Accelerated Reader Program Selection
North Carolina was the site of the first powered airplane flight by the Wright brothers in 1903. Only ten years later, the state could also claim the first parachute jump from an airplane by a woman affectionately known as “Tiny.”
At just over four feet tall and weighing a mere eighty pounds, Tiny married at the age of twelve, and was abandoned by her husband one year later. As a result, she worked fourteen-hour shifts at a local cotton mill for forty cents a day, and walked home three times daily to feed her baby.
In 1903, she saw a parachute descent from a hot air balloon for the first time at the Johnny J. Jones Carnival in Raleigh. Charles Broadwick’s thrilling feat inspired her to join the carnival, and after her first jump from a hot air balloon, she was hooked.
This story of Tiny’s life follows the history of aviation from the early novelty of flight through the tremendous developments in air travel during World War II, all the way to the Apollo 13 launch in 1970. Tiny was inducted into the Hall of Fame alongside such aviation pioneers as Charles Lindbergh and the Wright brothers in 1976.

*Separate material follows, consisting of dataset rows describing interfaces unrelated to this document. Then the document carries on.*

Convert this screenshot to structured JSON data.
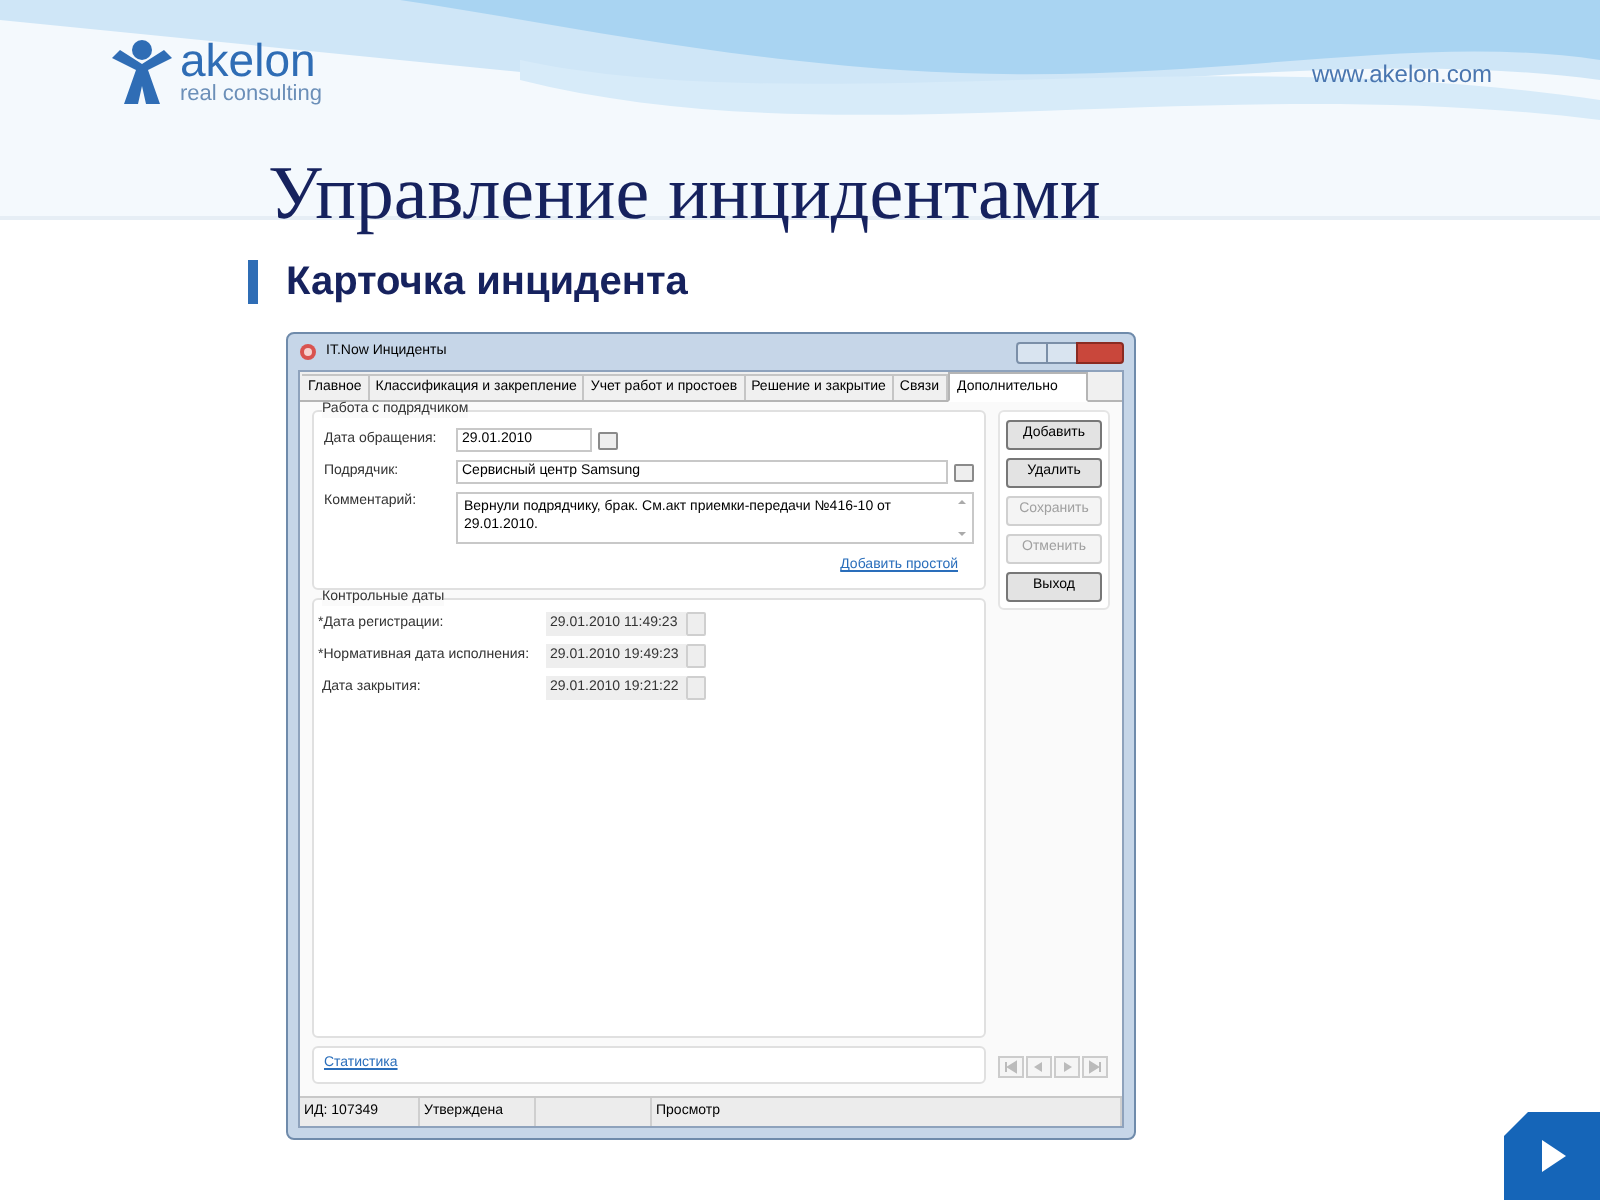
{
  "slide": {
    "logo": {
      "name": "akelon",
      "tagline": "real consulting"
    },
    "url": "www.akelon.com",
    "title": "Управление инцидентами",
    "subtitle": "Карточка инцидента"
  },
  "window": {
    "title": "IT.Now Инциденты",
    "tabs": [
      {
        "label": "Главное",
        "selected": false
      },
      {
        "label": "Классификация и закрепление",
        "selected": false
      },
      {
        "label": "Учет работ и простоев",
        "selected": false
      },
      {
        "label": "Решение и закрытие",
        "selected": false
      },
      {
        "label": "Связи",
        "selected": false
      },
      {
        "label": "Дополнительно",
        "selected": true
      }
    ],
    "contractor_group": {
      "title": "Работа с подрядчиком",
      "date_label": "Дата обращения:",
      "date_value": "29.01.2010",
      "contractor_label": "Подрядчик:",
      "contractor_value": "Сервисный центр Samsung",
      "comment_label": "Комментарий:",
      "comment_value": "Вернули подрядчику, брак. См.акт приемки-передачи №416-10 от 29.01.2010.",
      "link": "Добавить простой"
    },
    "dates_group": {
      "title": "Контрольные даты",
      "rows": [
        {
          "label": "*Дата регистрации:",
          "value": "29.01.2010 11:49:23"
        },
        {
          "label": "*Нормативная дата исполнения:",
          "value": "29.01.2010 19:49:23"
        },
        {
          "label": " Дата закрытия:",
          "value": "29.01.2010 19:21:22"
        }
      ]
    },
    "buttons": [
      {
        "label": "Добавить",
        "disabled": false
      },
      {
        "label": "Удалить",
        "disabled": false
      },
      {
        "label": "Сохранить",
        "disabled": true
      },
      {
        "label": "Отменить",
        "disabled": true
      },
      {
        "label": "Выход",
        "disabled": false
      }
    ],
    "footer_link": "Статистика",
    "status_bar": [
      "ИД: 107349",
      "Утверждена",
      "Просмотр"
    ]
  }
}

Little has been written about this pioneer in aviation history, whose contributions made flying airplanes safer for pilots during World War II through improvements to the design of parachutes and demonstrations for soldiers.